# Singapore math - some research on its strengths

By Murray Bourne, 22 Jun 2008

There is some interesting research from the American Institutes for Research on the Singapore math system.

The 2005 study “What the United States Can Learn From Singapore’s World-Class Mathematics System (and what Singapore can learn from the United States)” is a detailed investigation into what are the most likely reasons that Singapore does so well in international competitions like the TIMSS.

A summary:

Singapore Strengths

Framework:The study indicates there is a correlation between focused frameworks such as those used in Singapore and good test performance. Singapore offers an alternative mathematics framework for lower-performing students that covers all the mathematics topics in the regular framework, but at a slower pace and with greater repetition, and with support from expert teachers.

Textbooks:Singapore’s textbooks build deep understanding of mathematical concepts while traditional U.S. textbooks rarely get beyond definitions and formulas.

Teaching:Singaporean elementary school teachers are required to demonstrate mathematics skills superior to those of their U.S. counterparts before they begin paid college training to become a teacher. They receive a high level of professional development training (100 hours) each year.

Assessment:Singapore uses more challenging tests and utilizes a value-added approach that rewards schools for individual student progress over time.

This is a diagram representing the Singapore math framework they are referring to:

The summary goes on to list the US strengths.

U.S. Strengths:Although the U.S. mathematics program is weaker than Singapore’s in most respects, the U.S. system is stronger than Singapore’s in some areas. The U.S. frameworks give greater emphasis than Singapore’s to developing important 21st century mathematical skills such as representation, reasoning, making connections, and communication. The frameworks and textbooks also place greater emphasis on applied mathematics, including statistics and probability.

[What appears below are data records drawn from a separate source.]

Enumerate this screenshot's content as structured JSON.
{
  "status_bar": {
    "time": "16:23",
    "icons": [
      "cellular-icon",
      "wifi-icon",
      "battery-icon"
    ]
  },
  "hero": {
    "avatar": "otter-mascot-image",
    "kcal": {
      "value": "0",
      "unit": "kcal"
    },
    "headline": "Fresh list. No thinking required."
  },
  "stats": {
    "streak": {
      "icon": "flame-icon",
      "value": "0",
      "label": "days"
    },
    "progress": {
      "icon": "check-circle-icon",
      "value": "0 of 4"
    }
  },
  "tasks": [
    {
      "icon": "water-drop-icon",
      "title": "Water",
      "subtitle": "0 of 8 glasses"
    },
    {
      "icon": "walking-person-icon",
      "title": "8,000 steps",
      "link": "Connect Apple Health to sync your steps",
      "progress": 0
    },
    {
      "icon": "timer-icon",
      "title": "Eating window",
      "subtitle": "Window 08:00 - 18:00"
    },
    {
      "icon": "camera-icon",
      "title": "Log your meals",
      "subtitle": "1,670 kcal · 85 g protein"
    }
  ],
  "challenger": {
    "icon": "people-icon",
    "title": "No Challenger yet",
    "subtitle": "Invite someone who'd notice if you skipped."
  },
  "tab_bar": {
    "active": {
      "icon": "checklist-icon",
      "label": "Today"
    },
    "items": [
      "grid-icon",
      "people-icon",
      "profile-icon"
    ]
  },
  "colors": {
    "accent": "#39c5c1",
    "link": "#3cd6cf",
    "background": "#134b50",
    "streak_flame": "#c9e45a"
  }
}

Go here for the complete paper (PDF).

A search of the AIR site for “Singapore” brings up several other interesting comparisons.

The 2007 TIMSS results are due in December 2008. With the changes in Singapore education since the 2003 TIMSS (Teach Less, Learn More and a shift to more collaborative and learner-centred approaches), it will be interesting to see if Singapore is still at the top of the heap.

BTW, you can test yourself on some of the TIMMS math questions up to grade 12 level. Good luck!

See the 1 Comment below.

22 Jun 2008 at 5:59 pm [Comment permalink]

Excellent post, Zac, and I appreciate your posting this info on my blog as well. The following was my reply on MathNotations (http://MathNotations.blogspot.com)

Hi Zac — it’s been awhile…

I appreciate the information and the links. I find it interesting that the Singapore government is looking to make changes, incorporating some of the strengths of our approach, even though they are already a top-performing nation in math. it would be ironic if their performance declines as a result!

I looked over the research, particularly the sample test questions, thinking they would be fairly challenging. However, they were straightforward and routine. Then I realized that many of these questions were not coming from TIMSS!

The IB Program has always interested me. One of the school districts in which I was teaching considered the IB Calculus program several years as an alternative to Advanced Placement (giving students choice). Very ambitious curriculum, quite advanced with a somewhat more difficult exam IMO. Thank you for enlightening me about their primary and middle school programs as well. From the IBO website, it seems that these programs have become quite a commercial enterprise. I almost expected to see IB T-shirts being sold!